Example: Assuming it’s your turn, you might say “Never have I ever been skinny dipping.” If the opposite person opposite you has gone skinny dipping, they would lose a point and then proceed in making a statement of his or her own. The game continues in a similar fashion until one player loses all of his or her points.
The Name Game is rather tedious in the long run, but I’ll be damned if it’s not one of the biggest time-wasters of all time. Played in elementary school classrooms and road-tripping minivans across the United States, it’s a simple spelling game derived from words in a particular topic. Players choose a topic, such as famous actors and actresses, and then select which player will go first. Once chosen, the first player chooses and says a word. Following in suite, the second player says a word that begins with the last letter of the opposite player’s previous word. The game can carry on indefinitely depending on player knowledge, so it’s often best to set a few ground rules prior to initiating the game. We suggest setting a specific time limit in which players can respond or narrowing the chosen topic to make the game difficult.
Example: Say your opponent and you have chosen the topic of famous actors who have been featured in superhero movies.
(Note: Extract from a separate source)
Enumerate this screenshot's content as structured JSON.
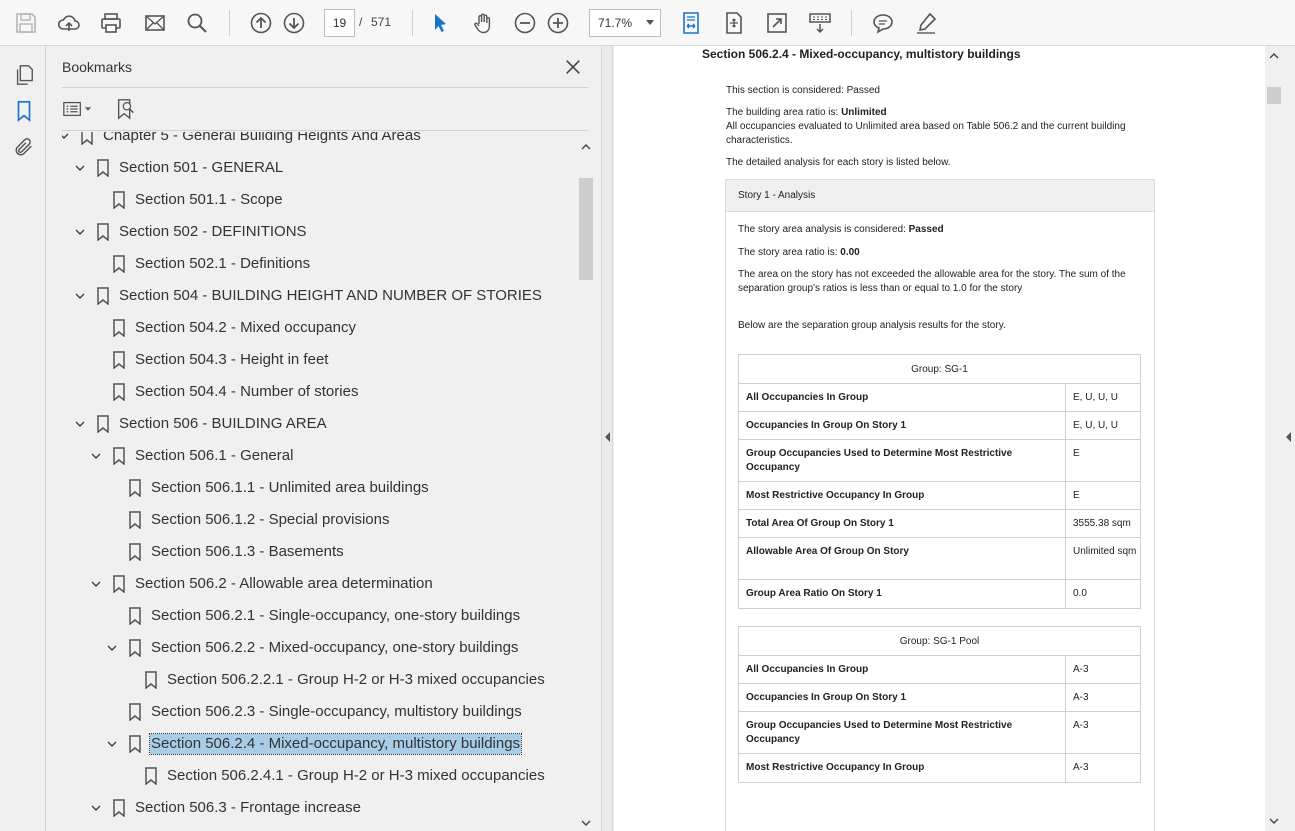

You might begin by saying “Gary Oldman” — an obvious nod to the Christopher Nolan’s recent Batman trilogy — while your opponent might follow with “Ned Beatty,” the character who played Otis in Richard Donner’s 1978 rendition of Superman. The game continues in the same vein until one of the players can no longer name a followup person or subject word.
They often say two heads are better than one, and though I don’t always agree, collaborative writing can be one of the most intriguing and inventive forms of writing in existence. With Story Time, one person begins by texting the beginning word, phrase or sentence to his or her collaborative partner. Once done, the other player reciprocates with another word, phrase or sentence that directly builds off the narrative begun in by the first player. Whether the resulting story is terrific or horrendous, a shotgun of a story or an epic, the back-and-forth prose eventually builds a potentially-cohesive plot line via a series of text message. The flow and style is never as eloquent or seamless as it would be if crafted by a single writer, but the capacity for unforeseen twists and the shroud of mystery surrounding the next phrase or sentence is often compelling enough to keep it going. Feel free to add restrictions, such as a specified word count per text or other structural elements hindering people from spouting off the first thing that comes to mind. I mean, have you read any self-published ebooks recently? I think you catch my drift.
Example: Let’s take the classic fairy-tale route for example. You might send a text with one of the most cliche lines of literature lore,”Once upon a time.” Building upon what you said, the other player might follow with “there lived a lonely typist who never spoke.” I admit it’s probably not the most exhilarating or enticing story introduction you’ve ever heard, but it’s a start. Afterward, you would respond with another phrase, then your partner, then you… and so on and so forth.